Supplied material »
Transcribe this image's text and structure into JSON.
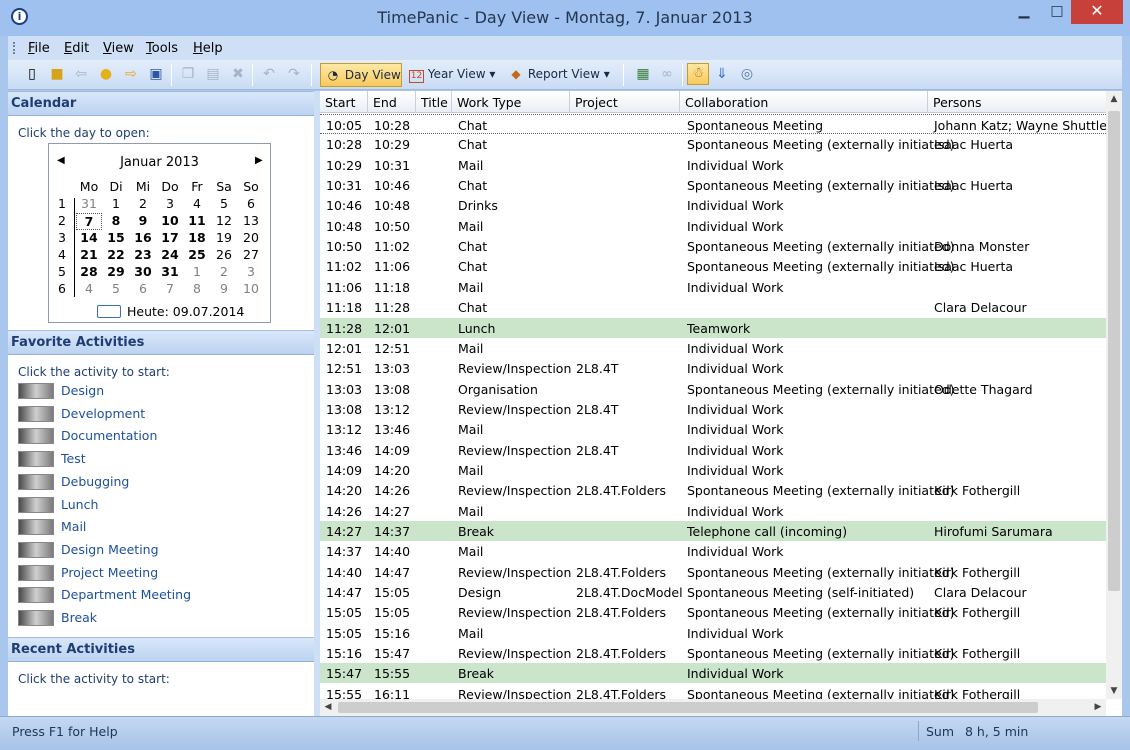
{
  "window": {
    "title": "TimePanic - Day View - Montag, 7. Januar 2013",
    "app_icon_glyph": "i",
    "minimize_glyph": "▁",
    "maximize_glyph": "□",
    "close_glyph": "✕"
  },
  "menu": [
    "File",
    "Edit",
    "View",
    "Tools",
    "Help"
  ],
  "toolbar": {
    "day_view": "Day View",
    "year_view": "Year View",
    "report_view": "Report View",
    "year_view_icon_text": "12",
    "dropdown_glyph": "▾",
    "icons": {
      "new": "new-file-icon",
      "open": "open-folder-icon",
      "back": "back-arrow-icon",
      "record": "record-dot-icon",
      "forward": "forward-arrow-icon",
      "save": "save-disk-icon",
      "copy": "copy-icon",
      "paste": "paste-icon",
      "delete": "delete-icon",
      "undo": "undo-icon",
      "redo": "redo-icon",
      "add_table": "add-table-icon",
      "link": "link-icon",
      "activity": "activity-icon",
      "import": "import-icon",
      "sync": "sync-icon"
    }
  },
  "calendar": {
    "header": "Calendar",
    "hint": "Click the day to open:",
    "month": "Januar 2013",
    "prev": "◀",
    "next": "▶",
    "weekdays": [
      "Mo",
      "Di",
      "Mi",
      "Do",
      "Fr",
      "Sa",
      "So"
    ],
    "weeks": [
      {
        "wk": "1",
        "days": [
          "31",
          "1",
          "2",
          "3",
          "4",
          "5",
          "6"
        ]
      },
      {
        "wk": "2",
        "days": [
          "7",
          "8",
          "9",
          "10",
          "11",
          "12",
          "13"
        ]
      },
      {
        "wk": "3",
        "days": [
          "14",
          "15",
          "16",
          "17",
          "18",
          "19",
          "20"
        ]
      },
      {
        "wk": "4",
        "days": [
          "21",
          "22",
          "23",
          "24",
          "25",
          "26",
          "27"
        ]
      },
      {
        "wk": "5",
        "days": [
          "28",
          "29",
          "30",
          "31",
          "1",
          "2",
          "3"
        ]
      },
      {
        "wk": "6",
        "days": [
          "4",
          "5",
          "6",
          "7",
          "8",
          "9",
          "10"
        ]
      }
    ],
    "today": "Heute: 09.07.2014"
  },
  "favorites": {
    "header": "Favorite Activities",
    "hint": "Click the activity to start:",
    "items": [
      "Design",
      "Development",
      "Documentation",
      "Test",
      "Debugging",
      "Lunch",
      "Mail",
      "Design Meeting",
      "Project Meeting",
      "Department Meeting",
      "Break"
    ]
  },
  "recent": {
    "header": "Recent Activities",
    "hint": "Click the activity to start:"
  },
  "grid": {
    "columns": [
      "Start",
      "End",
      "Title",
      "Work Type",
      "Project",
      "Collaboration",
      "Persons"
    ],
    "rows": [
      {
        "start": "10:05",
        "end": "10:28",
        "title": "",
        "work": "Chat",
        "project": "",
        "collab": "Spontaneous Meeting",
        "persons": "Johann Katz; Wayne Shuttlewo"
      },
      {
        "start": "10:28",
        "end": "10:29",
        "title": "",
        "work": "Chat",
        "project": "",
        "collab": "Spontaneous Meeting (externally initiated)",
        "persons": "Isaac Huerta"
      },
      {
        "start": "10:29",
        "end": "10:31",
        "title": "",
        "work": "Mail",
        "project": "",
        "collab": "Individual Work",
        "persons": ""
      },
      {
        "start": "10:31",
        "end": "10:46",
        "title": "",
        "work": "Chat",
        "project": "",
        "collab": "Spontaneous Meeting (externally initiated)",
        "persons": "Isaac Huerta"
      },
      {
        "start": "10:46",
        "end": "10:48",
        "title": "",
        "work": "Drinks",
        "project": "",
        "collab": "Individual Work",
        "persons": ""
      },
      {
        "start": "10:48",
        "end": "10:50",
        "title": "",
        "work": "Mail",
        "project": "",
        "collab": "Individual Work",
        "persons": ""
      },
      {
        "start": "10:50",
        "end": "11:02",
        "title": "",
        "work": "Chat",
        "project": "",
        "collab": "Spontaneous Meeting (externally initiated)",
        "persons": "Donna Monster"
      },
      {
        "start": "11:02",
        "end": "11:06",
        "title": "",
        "work": "Chat",
        "project": "",
        "collab": "Spontaneous Meeting (externally initiated)",
        "persons": "Isaac Huerta"
      },
      {
        "start": "11:06",
        "end": "11:18",
        "title": "",
        "work": "Mail",
        "project": "",
        "collab": "Individual Work",
        "persons": ""
      },
      {
        "start": "11:18",
        "end": "11:28",
        "title": "",
        "work": "Chat",
        "project": "",
        "collab": "",
        "persons": "Clara Delacour"
      },
      {
        "start": "11:28",
        "end": "12:01",
        "title": "",
        "work": "Lunch",
        "project": "",
        "collab": "Teamwork",
        "persons": ""
      },
      {
        "start": "12:01",
        "end": "12:51",
        "title": "",
        "work": "Mail",
        "project": "",
        "collab": "Individual Work",
        "persons": ""
      },
      {
        "start": "12:51",
        "end": "13:03",
        "title": "",
        "work": "Review/Inspection",
        "project": "2L8.4T",
        "collab": "Individual Work",
        "persons": ""
      },
      {
        "start": "13:03",
        "end": "13:08",
        "title": "",
        "work": "Organisation",
        "project": "",
        "collab": "Spontaneous Meeting (externally initiated)",
        "persons": "Odette Thagard"
      },
      {
        "start": "13:08",
        "end": "13:12",
        "title": "",
        "work": "Review/Inspection",
        "project": "2L8.4T",
        "collab": "Individual Work",
        "persons": ""
      },
      {
        "start": "13:12",
        "end": "13:46",
        "title": "",
        "work": "Mail",
        "project": "",
        "collab": "Individual Work",
        "persons": ""
      },
      {
        "start": "13:46",
        "end": "14:09",
        "title": "",
        "work": "Review/Inspection",
        "project": "2L8.4T",
        "collab": "Individual Work",
        "persons": ""
      },
      {
        "start": "14:09",
        "end": "14:20",
        "title": "",
        "work": "Mail",
        "project": "",
        "collab": "Individual Work",
        "persons": ""
      },
      {
        "start": "14:20",
        "end": "14:26",
        "title": "",
        "work": "Review/Inspection",
        "project": "2L8.4T.Folders",
        "collab": "Spontaneous Meeting (externally initiated)",
        "persons": "Kirk Fothergill"
      },
      {
        "start": "14:26",
        "end": "14:27",
        "title": "",
        "work": "Mail",
        "project": "",
        "collab": "Individual Work",
        "persons": ""
      },
      {
        "start": "14:27",
        "end": "14:37",
        "title": "",
        "work": "Break",
        "project": "",
        "collab": "Telephone call (incoming)",
        "persons": "Hirofumi Sarumara"
      },
      {
        "start": "14:37",
        "end": "14:40",
        "title": "",
        "work": "Mail",
        "project": "",
        "collab": "Individual Work",
        "persons": ""
      },
      {
        "start": "14:40",
        "end": "14:47",
        "title": "",
        "work": "Review/Inspection",
        "project": "2L8.4T.Folders",
        "collab": "Spontaneous Meeting (externally initiated)",
        "persons": "Kirk Fothergill"
      },
      {
        "start": "14:47",
        "end": "15:05",
        "title": "",
        "work": "Design",
        "project": "2L8.4T.DocModel",
        "collab": "Spontaneous Meeting (self-initiated)",
        "persons": "Clara Delacour"
      },
      {
        "start": "15:05",
        "end": "15:05",
        "title": "",
        "work": "Review/Inspection",
        "project": "2L8.4T.Folders",
        "collab": "Spontaneous Meeting (externally initiated)",
        "persons": "Kirk Fothergill"
      },
      {
        "start": "15:05",
        "end": "15:16",
        "title": "",
        "work": "Mail",
        "project": "",
        "collab": "Individual Work",
        "persons": ""
      },
      {
        "start": "15:16",
        "end": "15:47",
        "title": "",
        "work": "Review/Inspection",
        "project": "2L8.4T.Folders",
        "collab": "Spontaneous Meeting (externally initiated)",
        "persons": "Kirk Fothergill"
      },
      {
        "start": "15:47",
        "end": "15:55",
        "title": "",
        "work": "Break",
        "project": "",
        "collab": "Individual Work",
        "persons": ""
      },
      {
        "start": "15:55",
        "end": "16:11",
        "title": "",
        "work": "Review/Inspection",
        "project": "2L8.4T.Folders",
        "collab": "Spontaneous Meeting (externally initiated)",
        "persons": "Kirk Fothergill"
      }
    ],
    "highlight_color": "#cbe5cb"
  },
  "status": {
    "help": "Press F1 for Help",
    "sum_label": "Sum",
    "sum_value": "8 h, 5 min"
  }
}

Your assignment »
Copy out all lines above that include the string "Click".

Reply »
    "hint": "Click the day to open:",
    "hint": "Click the activity to start:",
    "hint": "Click the activity to start:"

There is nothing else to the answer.